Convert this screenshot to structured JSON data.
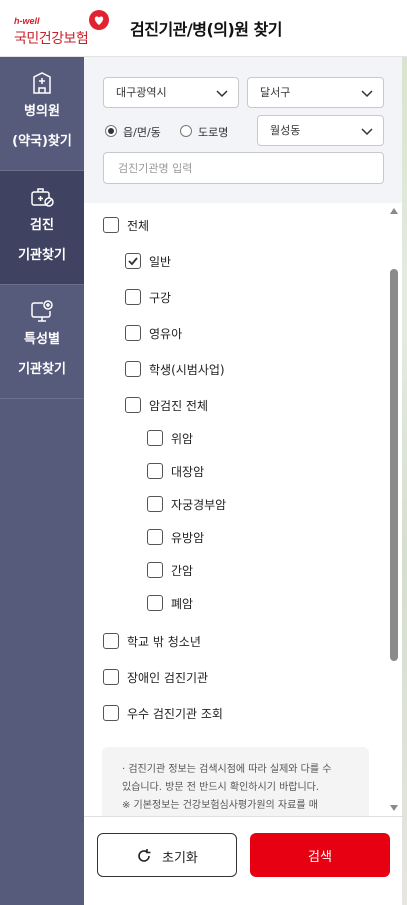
{
  "header": {
    "logo_tagline": "h-well",
    "logo_name": "국민건강보험",
    "title": "검진기관/병(의)원 찾기"
  },
  "sidebar": {
    "items": [
      {
        "line1": "병의원",
        "line2": "(약국)찾기",
        "icon": "hospital-icon",
        "active": false
      },
      {
        "line1": "검진",
        "line2": "기관찾기",
        "icon": "medical-bag-icon",
        "active": true
      },
      {
        "line1": "특성별",
        "line2": "기관찾기",
        "icon": "screen-plus-icon",
        "active": false
      }
    ]
  },
  "filters": {
    "city": "대구광역시",
    "district": "달서구",
    "radio_options": [
      {
        "label": "읍/면/동",
        "selected": true
      },
      {
        "label": "도로명",
        "selected": false
      }
    ],
    "dong": "월성동",
    "search_placeholder": "검진기관명 입력",
    "search_value": ""
  },
  "checklist": [
    {
      "label": "전체",
      "checked": false,
      "level": 0
    },
    {
      "label": "일반",
      "checked": true,
      "level": 1
    },
    {
      "label": "구강",
      "checked": false,
      "level": 1
    },
    {
      "label": "영유아",
      "checked": false,
      "level": 1
    },
    {
      "label": "학생(시범사업)",
      "checked": false,
      "level": 1
    },
    {
      "label": "암검진 전체",
      "checked": false,
      "level": 1
    },
    {
      "label": "위암",
      "checked": false,
      "level": 2
    },
    {
      "label": "대장암",
      "checked": false,
      "level": 2
    },
    {
      "label": "자궁경부암",
      "checked": false,
      "level": 2
    },
    {
      "label": "유방암",
      "checked": false,
      "level": 2
    },
    {
      "label": "간암",
      "checked": false,
      "level": 2
    },
    {
      "label": "폐암",
      "checked": false,
      "level": 2
    },
    {
      "label": "학교 밖 청소년",
      "checked": false,
      "level": 0
    },
    {
      "label": "장애인 검진기관",
      "checked": false,
      "level": 0
    },
    {
      "label": "우수 검진기관 조회",
      "checked": false,
      "level": 0
    }
  ],
  "notice": {
    "line1": "· 검진기관 정보는 검색시점에 따라 실제와 다를 수",
    "line2": "있습니다. 방문 전 반드시 확인하시기 바랍니다.",
    "line3": "※ 기본정보는 건강보험심사평가원의 자료를 매"
  },
  "footer": {
    "reset_label": "초기화",
    "search_label": "검색"
  },
  "colors": {
    "sidebar": "#565b7b",
    "sidebar_active": "#3f4361",
    "brand_red": "#e60012",
    "filter_bg": "#f3f4f8"
  }
}
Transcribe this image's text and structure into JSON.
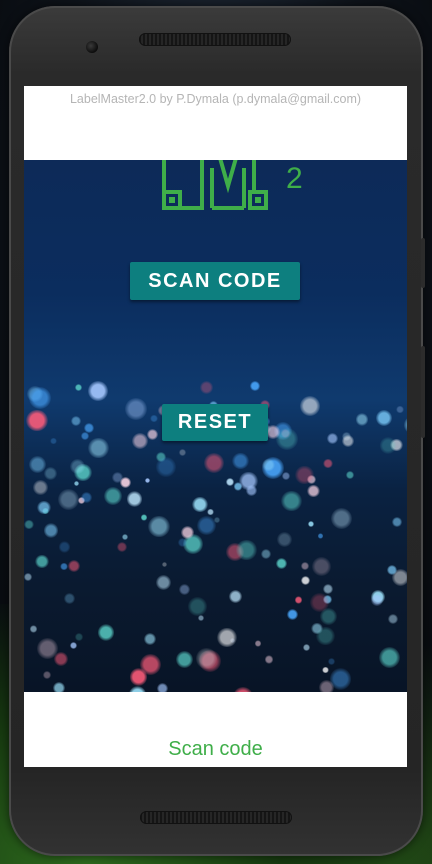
{
  "app": {
    "header_text": "LabelMaster2.0 by P.Dymala (p.dymala@gmail.com)",
    "logo_letters": "LM",
    "logo_version": "2",
    "scan_button_label": "SCAN CODE",
    "reset_button_label": "RESET",
    "footer_link": "Scan code"
  },
  "colors": {
    "accent_teal": "#0d7f7f",
    "brand_green": "#3fae49",
    "header_text": "#b5b5b5"
  },
  "icons": {
    "logo": "labelmaster-lm-logo",
    "device": "android-phone-frame"
  }
}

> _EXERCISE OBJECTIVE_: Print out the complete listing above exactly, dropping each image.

> _REPLY_:
Convert this screenshot to structured JSON data.
{
  "header": {
    "logo_tagline": "h-well",
    "logo_name": "국민건강보험",
    "title": "검진기관/병(의)원 찾기"
  },
  "sidebar": {
    "items": [
      {
        "line1": "병의원",
        "line2": "(약국)찾기",
        "icon": "hospital-icon",
        "active": false
      },
      {
        "line1": "검진",
        "line2": "기관찾기",
        "icon": "medical-bag-icon",
        "active": true
      },
      {
        "line1": "특성별",
        "line2": "기관찾기",
        "icon": "screen-plus-icon",
        "active": false
      }
    ]
  },
  "filters": {
    "city": "대구광역시",
    "district": "달서구",
    "radio_options": [
      {
        "label": "읍/면/동",
        "selected": true
      },
      {
        "label": "도로명",
        "selected": false
      }
    ],
    "dong": "월성동",
    "search_placeholder": "검진기관명 입력",
    "search_value": ""
  },
  "checklist": [
    {
      "label": "전체",
      "checked": false,
      "level": 0
    },
    {
      "label": "일반",
      "checked": true,
      "level": 1
    },
    {
      "label": "구강",
      "checked": false,
      "level": 1
    },
    {
      "label": "영유아",
      "checked": false,
      "level": 1
    },
    {
      "label": "학생(시범사업)",
      "checked": false,
      "level": 1
    },
    {
      "label": "암검진 전체",
      "checked": false,
      "level": 1
    },
    {
      "label": "위암",
      "checked": false,
      "level": 2
    },
    {
      "label": "대장암",
      "checked": false,
      "level": 2
    },
    {
      "label": "자궁경부암",
      "checked": false,
      "level": 2
    },
    {
      "label": "유방암",
      "checked": false,
      "level": 2
    },
    {
      "label": "간암",
      "checked": false,
      "level": 2
    },
    {
      "label": "폐암",
      "checked": false,
      "level": 2
    },
    {
      "label": "학교 밖 청소년",
      "checked": false,
      "level": 0
    },
    {
      "label": "장애인 검진기관",
      "checked": false,
      "level": 0
    },
    {
      "label": "우수 검진기관 조회",
      "checked": false,
      "level": 0
    }
  ],
  "notice": {
    "line1": "· 검진기관 정보는 검색시점에 따라 실제와 다를 수",
    "line2": "있습니다. 방문 전 반드시 확인하시기 바랍니다.",
    "line3": "※ 기본정보는 건강보험심사평가원의 자료를 매"
  },
  "footer": {
    "reset_label": "초기화",
    "search_label": "검색"
  },
  "colors": {
    "sidebar": "#565b7b",
    "sidebar_active": "#3f4361",
    "brand_red": "#e60012",
    "filter_bg": "#f3f4f8"
  }
}
Transcribe this image's text and structure into JSON.
{
  "app": {
    "header_text": "LabelMaster2.0 by P.Dymala (p.dymala@gmail.com)",
    "logo_letters": "LM",
    "logo_version": "2",
    "scan_button_label": "SCAN CODE",
    "reset_button_label": "RESET",
    "footer_link": "Scan code"
  },
  "colors": {
    "accent_teal": "#0d7f7f",
    "brand_green": "#3fae49",
    "header_text": "#b5b5b5"
  },
  "icons": {
    "logo": "labelmaster-lm-logo",
    "device": "android-phone-frame"
  }
}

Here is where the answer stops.